On June 9, 2015, six federal agencies (Office of the Comptroller of the Currency, Board of Governors of the Federal Reserve, Federal Deposit Insurance Corporation, National Credit Union Administration, Consumer Financial Protection Bureau, and Securities and Exchange Commission) (collectively, “Agencies”) issued a final interagency policy statement (“Final Policy”) that established joint standards for assessing the diversity policies and practices for the entities they regulate, as required by the Dodd-Frank Wall Street Reform and Consumer Protection Act of 2010 (Act) (“Section 342”). The standards went into effect on June 10, 2015, so the regulated entities should begin to focus on implementing the new standards into their organizations.

To develop the Final Policy, the Agencies requested and received more than 200 comments on the Proposed Rule. The Final Policy reflects the input of more than 200 industry commentators submitted to the Agencies based on the proposed standards issued in 2013. The Final Policy includes the following changes and additions.

Legal Effect

The Agencies received several comments from individuals who were confused about the legal obligations of the policy statement. Some commenters interpreted the proposal to establish new requirements and others interpreted the proposal to fail to create any new obligations. To alleviate the confusion, the Agencies clarified that the Final Policy creates no legal obligation and use of the proposed standards is voluntary.

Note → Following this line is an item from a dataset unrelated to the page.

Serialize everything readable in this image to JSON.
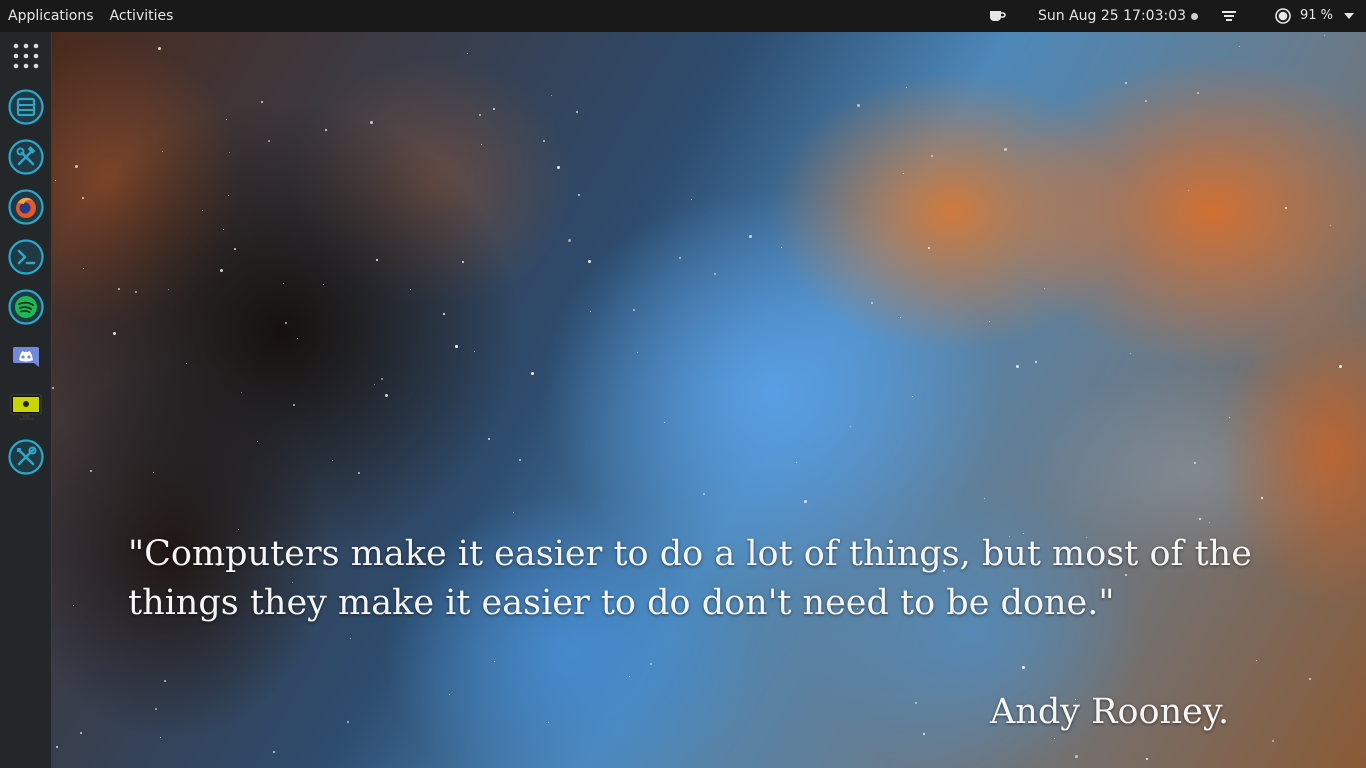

Definition of Diversity and Inclusion

The proposal did not provide a definition of diversity. Due to concerns associated with differing interpretations of diversity, the Agencies added the following definition to the Final Policy: “diversity refers to minorities and women.” Minority was then defined as “Black Americans, Native Americans, Hispanic Americans, and Asian Americans.” Further, the Final Policy provides that regulated entities may apply a broader definition of diversity within their own organizations.

The Agencies also added a definition of inclusion to the Final Policy to emphasize the creation of an inclusive culture beyond just diverse hiring practices. The Final Policy defined inclusion as “a process to create and maintain a positive work environment that values individual similarities and differences, so that all can reach their potential and maximize their contributions to an organization.”

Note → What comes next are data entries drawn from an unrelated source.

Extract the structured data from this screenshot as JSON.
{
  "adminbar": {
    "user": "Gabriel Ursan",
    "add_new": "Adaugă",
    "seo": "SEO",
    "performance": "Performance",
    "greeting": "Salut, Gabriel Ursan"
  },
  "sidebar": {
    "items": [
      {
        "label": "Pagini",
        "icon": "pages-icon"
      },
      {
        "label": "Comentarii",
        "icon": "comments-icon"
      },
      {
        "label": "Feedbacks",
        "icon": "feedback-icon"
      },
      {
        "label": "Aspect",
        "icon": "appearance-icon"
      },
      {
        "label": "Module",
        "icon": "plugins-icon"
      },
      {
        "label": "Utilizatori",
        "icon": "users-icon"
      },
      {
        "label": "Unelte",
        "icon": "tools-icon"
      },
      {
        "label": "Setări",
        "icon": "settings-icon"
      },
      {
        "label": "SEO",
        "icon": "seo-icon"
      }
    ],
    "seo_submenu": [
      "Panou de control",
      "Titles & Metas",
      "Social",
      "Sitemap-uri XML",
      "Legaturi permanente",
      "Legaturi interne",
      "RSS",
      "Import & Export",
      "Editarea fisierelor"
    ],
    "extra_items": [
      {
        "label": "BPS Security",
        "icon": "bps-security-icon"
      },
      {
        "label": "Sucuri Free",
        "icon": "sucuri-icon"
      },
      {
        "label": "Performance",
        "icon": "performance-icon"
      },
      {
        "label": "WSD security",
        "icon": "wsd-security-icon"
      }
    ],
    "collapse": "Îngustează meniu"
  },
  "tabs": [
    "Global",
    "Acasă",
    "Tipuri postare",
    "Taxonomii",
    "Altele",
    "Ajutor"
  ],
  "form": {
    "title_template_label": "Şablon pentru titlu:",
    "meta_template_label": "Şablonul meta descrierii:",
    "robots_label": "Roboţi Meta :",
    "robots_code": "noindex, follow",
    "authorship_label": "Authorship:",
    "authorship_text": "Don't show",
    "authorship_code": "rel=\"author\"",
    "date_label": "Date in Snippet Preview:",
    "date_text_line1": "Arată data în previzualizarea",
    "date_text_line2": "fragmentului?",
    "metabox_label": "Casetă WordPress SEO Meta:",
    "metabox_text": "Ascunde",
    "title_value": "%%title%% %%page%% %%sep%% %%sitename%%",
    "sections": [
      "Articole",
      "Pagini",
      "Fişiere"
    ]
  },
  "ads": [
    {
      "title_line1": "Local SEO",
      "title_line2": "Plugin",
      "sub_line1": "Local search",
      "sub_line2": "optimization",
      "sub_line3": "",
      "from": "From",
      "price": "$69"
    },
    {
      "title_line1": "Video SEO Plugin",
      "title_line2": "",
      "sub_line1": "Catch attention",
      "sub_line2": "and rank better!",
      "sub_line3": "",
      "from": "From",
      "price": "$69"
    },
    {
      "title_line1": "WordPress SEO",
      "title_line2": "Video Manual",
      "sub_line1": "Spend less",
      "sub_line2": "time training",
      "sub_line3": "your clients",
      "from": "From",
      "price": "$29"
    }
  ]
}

Joint Standards

Like the proposed joint standards, the Final Policy includes metrics for regulated entities to use in assessing and their respective diversity policies and practices in the following categories:

  • Organizational Commitment to Diversity and Inclusion;
  • Workforce Profile and Employment Practices;
  • Procurement and Business Practices – Supplier Diversity; and
  • Practices to Promote Transparency of Organizational Diversity and Inclusion.

Although there were several changes made to the proposed joint standards, the general content and substance of the proposal remained the same. The most significant changes were in the Workforce Profile and Employment Practices Section.

Organizational Commitment to Diversity and Inclusion

The only change to the Organizational Commitment to Diversity and Inclusion standards was an emphasis that “the senior official responsible for an entity’s diversity and inclusion efforts preferably should have relevant knowledge and experience.”

Workforce Profile and Employment Practices

Many commentators expressed concern that the numerical data would not provide adequate insight regarding diversity efforts.

Several commenters on the proposed policy statement were concerned with the use of the EEO-1 report and Affirmative Action Plan (“AAP”) data. The commenters worried that numerical data would not provide helpful insight on the actual impact of diversity efforts. The Agencies decided to retain the proposed rule’s language regarding the use of the EEO-1 and AAP data, but transferred this information from the Workforce Profile and Employment Practices Standard to the introduction. Additionally, the Agencies encourage smaller entities not subject to EEO-1 and AAP data to use various analytical tools.

Two additional standards were added to this section as well:

  • The first additional standard states that “the entity implements policies and practices related to workforce diversity and inclusion in a manner that complies with all applicable laws;” and
  • The second new standard stated that the “entity ensures equal employment and does not engage in unlawful employment discrimination based on gender, race, or ethnicity.”

Procurement and Business Practices – Supplier Diversity

No substantive changes were made to this standard as the Agencies did not find it appropriate to dictate quantifiable targets for supplier diversity.

Practices to Promote Transparency of Organizational Diversity and Inclusion

No material changes were made to this standard, however, the Final Policy does not address the transparency standard of “current workforce and supplier demographic profiles” addressed in the proposed rule.

Self-Assessment

The Final Policy adds Self-Assessment as a fifth standard. The changes within the Self-Assessment focused primarily on providing specific details as to how to conduct the Self-Assessment. The Agencies suggested a timing provision in which the regulated entities will preferably conduct the Self-Assessment annually and monitor its diversity policies and practices on an ongoing basis. No further changes were made because the Agencies believe the regulated entities are in the best position to assess their internal diversity and inclusion policies and practices.

Disclosure of Assessment Information

Lastly, the Final Policy clarifies that the amount of information a regulated entity decides to disclose is within its discretion. Additionally, the Agencies retain the right under the Final Policy to publish information disclosed to them, but they will not disclose the actual entities or any other confidential information.

Click here to view the final ruling.